Hurricane Barry recently dumped heavy rain and caused dangerous flooding in Louisiana, Mississippi, and Arkansas, our first hurricane of the 2019 season. “For 2019, National Oceanic and Atmospheric Administration predicts a likely range of 9 to 15 named storms (winds of 39 mph or higher), of which 4 to 8 could become hurricanes (winds of 74 mph or higher), including 2 to 4 major hurricanes (category 3, 4 or 5; with winds of 111 mph or higher). NOAA provides these ranges with a 70% confidence.” Early preparation is vital to stay safe before, during and after a hurricane event, especially with this year’s hurricane prediction.
Hopefully, your business has a well thought out Business Continuity Plan (BCP) that can be engaged in the event of a weather emergency. If your business does not have a well-practiced disaster plan, take action now. We recommend creating an emergency planning team comprised of managers and staff who are well versed in the disaster response plan. They should focus on collaborating to identify possible emergency scenarios and plan the steps and actions to safely respond. While not all-inclusive, below are a few factors to keep in mind during a weather-related disaster:

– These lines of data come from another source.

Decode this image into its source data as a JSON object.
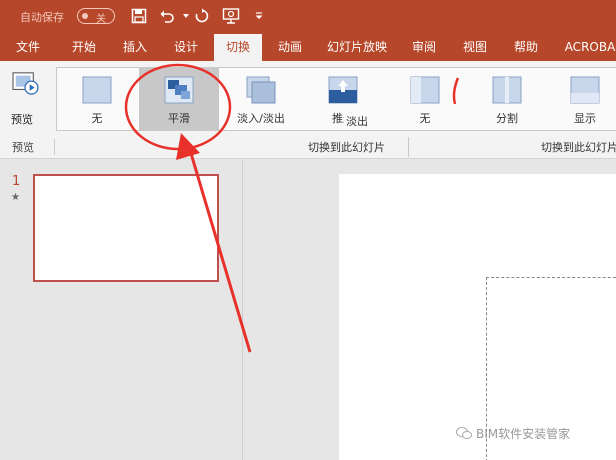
{
  "titlebar": {
    "autosave_label": "自动保存",
    "autosave_state": "关",
    "icons": [
      "save-icon",
      "undo-icon",
      "redo-icon",
      "present-from-start-icon",
      "customize-qat-icon"
    ]
  },
  "tabs": [
    {
      "label": "文件"
    },
    {
      "label": "开始"
    },
    {
      "label": "插入"
    },
    {
      "label": "设计"
    },
    {
      "label": "切换",
      "active": true
    },
    {
      "label": "动画"
    },
    {
      "label": "幻灯片放映"
    },
    {
      "label": "审阅"
    },
    {
      "label": "视图"
    },
    {
      "label": "帮助"
    },
    {
      "label": "ACROBA"
    }
  ],
  "ribbon": {
    "preview_label": "预览",
    "preview_group_label": "预览",
    "transitions": [
      {
        "label": "无"
      },
      {
        "label": "平滑",
        "selected": true
      },
      {
        "label": "淡入/淡出"
      },
      {
        "label": "推进"
      },
      {
        "label": "无"
      },
      {
        "label": "分割"
      },
      {
        "label": "显示"
      }
    ],
    "push_tooltip": "淡出",
    "group_label_1": "切换到此幻灯片",
    "group_label_2": "切换到此幻灯片"
  },
  "thumbnails": {
    "slide_number": "1",
    "star": "★"
  },
  "watermark": {
    "text": "BIM软件安装管家"
  },
  "colors": {
    "accent": "#b7472a",
    "annotation_red": "#e8312a"
  }
}
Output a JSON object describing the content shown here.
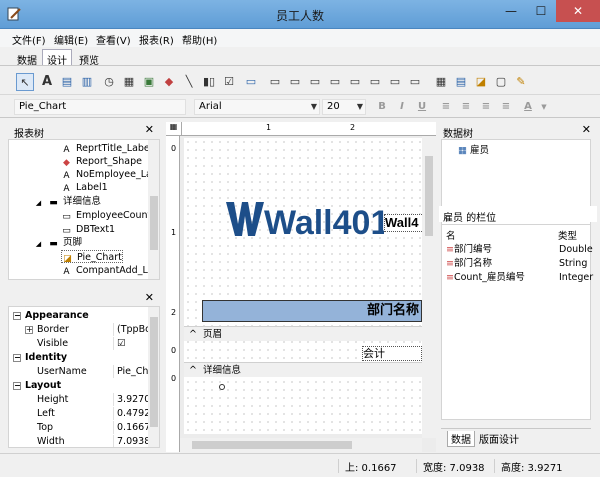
{
  "window": {
    "title": "员工人数",
    "min": "—",
    "max": "☐",
    "close": "✕"
  },
  "menu": [
    "文件(F)",
    "编辑(E)",
    "查看(V)",
    "报表(R)",
    "帮助(H)"
  ],
  "view_tabs": [
    "数据",
    "设计",
    "预览"
  ],
  "format": {
    "component": "Pie_Chart",
    "font": "Arial",
    "size": "20"
  },
  "report_tree": {
    "title": "报表树",
    "items": [
      {
        "label": "ReprtTitle_Label",
        "icon": "label-icon"
      },
      {
        "label": "Report_Shape",
        "icon": "shape-icon"
      },
      {
        "label": "NoEmployee_Lab",
        "icon": "label-icon"
      },
      {
        "label": "Label1",
        "icon": "label-icon"
      },
      {
        "label": "详细信息",
        "icon": "band-icon"
      },
      {
        "label": "EmployeeCount_",
        "icon": "text-icon"
      },
      {
        "label": "DBText1",
        "icon": "text-icon"
      },
      {
        "label": "页脚",
        "icon": "band-icon"
      },
      {
        "label": "Pie_Chart",
        "icon": "chart-icon"
      },
      {
        "label": "CompantAdd_La",
        "icon": "label-icon"
      }
    ]
  },
  "properties": {
    "rows": [
      {
        "cat": "Appearance"
      },
      {
        "k": "Border",
        "v": "(TppBor",
        "expand": true
      },
      {
        "k": "Visible",
        "v": "☑"
      },
      {
        "cat": "Identity"
      },
      {
        "k": "UserName",
        "v": "Pie_Char"
      },
      {
        "cat": "Layout"
      },
      {
        "k": "Height",
        "v": "3.92709"
      },
      {
        "k": "Left",
        "v": "0.47920"
      },
      {
        "k": "Top",
        "v": "0.16670"
      },
      {
        "k": "Width",
        "v": "7.09380"
      }
    ]
  },
  "canvas": {
    "logo_text": "Wall401K",
    "label_preview": "Wall4",
    "dept_header": "部门名称",
    "band_page_header": "页眉",
    "accounting": "会计",
    "band_detail": "详细信息",
    "ruler_marks": [
      "1",
      "2"
    ],
    "vruler_marks": [
      "0",
      "1",
      "2",
      "0",
      "0"
    ]
  },
  "data_tree": {
    "title": "数据树",
    "root": "雇员"
  },
  "fields": {
    "title": "雇员 的栏位",
    "col_name": "名",
    "col_type": "类型",
    "rows": [
      {
        "name": "部门编号",
        "type": "Double"
      },
      {
        "name": "部门名称",
        "type": "String"
      },
      {
        "name": "Count_雇员编号",
        "type": "Integer"
      }
    ]
  },
  "bottom_tabs": [
    "数据",
    "版面设计"
  ],
  "status": {
    "top": "上: 0.1667",
    "width": "宽度: 7.0938",
    "height": "高度: 3.9271"
  },
  "colors": {
    "dept_bar": "#94b3d9",
    "logo_dark": "#1d4e89",
    "logo_green": "#7cbf2a"
  }
}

- Employees: Creating a culture of workplace safety that includes a disaster preparedness plan is not only a best practice, but it can also save lives. Ensure your disaster plan includes an evacuation plan and become familiar with your evacuation routes. Employees should know what the evacuation plan is; all the locations of egress and the evacuation plan must be practiced regularly. It is recommended to post easy-to-understand evacuation routes and shelter locations in common areas so employees can see this information often and can quickly recall the information. Also, always actively listen to authorities for information on post weather emergency instructions and disseminate throughout your company as needed. During a disaster, tension and emotions are high, so it is crucial for your employees to feel prepared for disasters and have a sense of security while at work. So, after the disaster, plan on how employees will return to work. Acknowledge that finding employees to work following a disaster may be a challenge. They may be caring for family members or busy securing food and shelter. Plan ahead and set up on-call staffing from communities outside the impacted area to ensure you are covered. If cell service goes down, equip key personnel with satellite phones to aid in communication and recovery efforts.

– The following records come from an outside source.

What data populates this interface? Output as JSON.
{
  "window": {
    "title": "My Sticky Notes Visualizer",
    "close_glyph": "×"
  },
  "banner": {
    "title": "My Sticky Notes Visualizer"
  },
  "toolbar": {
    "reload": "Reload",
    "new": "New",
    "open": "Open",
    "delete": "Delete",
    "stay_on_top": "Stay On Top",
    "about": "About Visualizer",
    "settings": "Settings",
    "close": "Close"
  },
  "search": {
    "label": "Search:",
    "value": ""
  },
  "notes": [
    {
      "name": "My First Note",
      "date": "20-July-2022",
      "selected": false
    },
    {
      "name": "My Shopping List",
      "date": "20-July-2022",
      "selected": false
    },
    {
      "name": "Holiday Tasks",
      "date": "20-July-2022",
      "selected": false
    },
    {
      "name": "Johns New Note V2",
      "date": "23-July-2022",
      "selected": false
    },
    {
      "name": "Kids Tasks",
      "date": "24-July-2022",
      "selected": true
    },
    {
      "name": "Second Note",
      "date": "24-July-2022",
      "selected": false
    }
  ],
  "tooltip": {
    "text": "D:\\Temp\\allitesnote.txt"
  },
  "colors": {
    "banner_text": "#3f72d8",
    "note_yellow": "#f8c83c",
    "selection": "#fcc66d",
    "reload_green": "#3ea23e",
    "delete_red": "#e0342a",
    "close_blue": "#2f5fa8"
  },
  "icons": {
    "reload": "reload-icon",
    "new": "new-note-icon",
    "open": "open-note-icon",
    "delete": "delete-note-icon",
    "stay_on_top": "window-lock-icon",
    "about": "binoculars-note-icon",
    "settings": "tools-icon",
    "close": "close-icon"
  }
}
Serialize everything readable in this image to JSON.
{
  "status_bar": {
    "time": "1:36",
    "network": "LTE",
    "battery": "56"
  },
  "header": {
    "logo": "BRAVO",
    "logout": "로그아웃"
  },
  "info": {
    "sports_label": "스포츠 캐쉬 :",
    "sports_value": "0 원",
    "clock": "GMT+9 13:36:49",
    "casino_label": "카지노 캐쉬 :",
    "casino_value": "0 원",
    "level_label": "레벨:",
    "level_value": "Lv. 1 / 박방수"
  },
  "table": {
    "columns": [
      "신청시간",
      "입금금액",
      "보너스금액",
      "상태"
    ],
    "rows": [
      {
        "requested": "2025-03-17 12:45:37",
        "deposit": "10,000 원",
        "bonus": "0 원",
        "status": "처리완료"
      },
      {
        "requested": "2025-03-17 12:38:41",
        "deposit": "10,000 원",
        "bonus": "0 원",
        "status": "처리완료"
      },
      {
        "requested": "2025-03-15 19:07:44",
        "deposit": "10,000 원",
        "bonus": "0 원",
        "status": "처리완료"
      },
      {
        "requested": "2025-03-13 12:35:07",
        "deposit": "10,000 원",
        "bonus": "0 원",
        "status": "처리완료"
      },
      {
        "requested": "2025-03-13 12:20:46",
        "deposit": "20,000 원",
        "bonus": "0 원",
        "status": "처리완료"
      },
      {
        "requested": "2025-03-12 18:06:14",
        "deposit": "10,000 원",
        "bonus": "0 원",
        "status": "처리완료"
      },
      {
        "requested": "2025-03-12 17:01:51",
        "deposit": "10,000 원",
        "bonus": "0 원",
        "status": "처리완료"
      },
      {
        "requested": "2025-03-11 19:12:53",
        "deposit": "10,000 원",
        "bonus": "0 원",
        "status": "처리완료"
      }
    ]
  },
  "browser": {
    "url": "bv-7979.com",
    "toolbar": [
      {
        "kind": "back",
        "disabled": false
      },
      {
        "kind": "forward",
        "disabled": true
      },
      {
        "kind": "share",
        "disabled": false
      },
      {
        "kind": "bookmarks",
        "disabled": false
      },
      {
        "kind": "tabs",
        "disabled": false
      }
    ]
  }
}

- Securing Assets: Whether a disaster is natural or manmade, you can prepare the facility ahead of time. Some areas that need attention are windows, HVAC units, and dumpsters. High winds can blow HVAC units and dumpsters around, causing severe damage to your property and your neighbors’. The IT department should have offsite back-up servers or cloud storage for business continuity. If a governor declares a State of Emergency, please note that local law enforcement officers are not available for off-duty jobs—even if the work was previously scheduled; they are required to be on-call for search and rescue, evacuations, door-to-door checks and maintaining public safety. It may offer peace of mind for your facility to have law enforcement on-site during a disaster. To ensure you have these resources available during a natural disaster partner with a vendor that can deploy trained and qualified teams to guard assets or even help you mobilize a command center, which can monitor assignments, replenish food and water and check in on the officers scheduled at each location.
- Business Disruption: As soon as it is safe, it is recommended that managers should be onsite to inspect the property. Some key areas to be checked are electrical power, water, fuel, telecommunications, waste management, and additional hazards. If damage has been detected, coordinating an immediate response will ensure a quick road to recovery. Call in-house technicians or trusted vendors to remedy the issues with the goal of re-opening the facility as quickly as possible.
- Reputation Management: People who live in the impacted area will want life to return to normal as quickly as possible. That includes returning to work and relying on their local retailers and services to be open for business. Having a disaster plan in place expedites reopening, increases customer confidence in your brand and creates brand equity and loyalty. Also, being involved in the community clean up can greatly boost morale within your organization and the brand image within the area.
Having a well-practiced disaster recovery plan that covers all the steps and actions to take before, during and after a disaster gives you the best chance of a speedy recovery. The time to start planning is now—hurricane season is underway.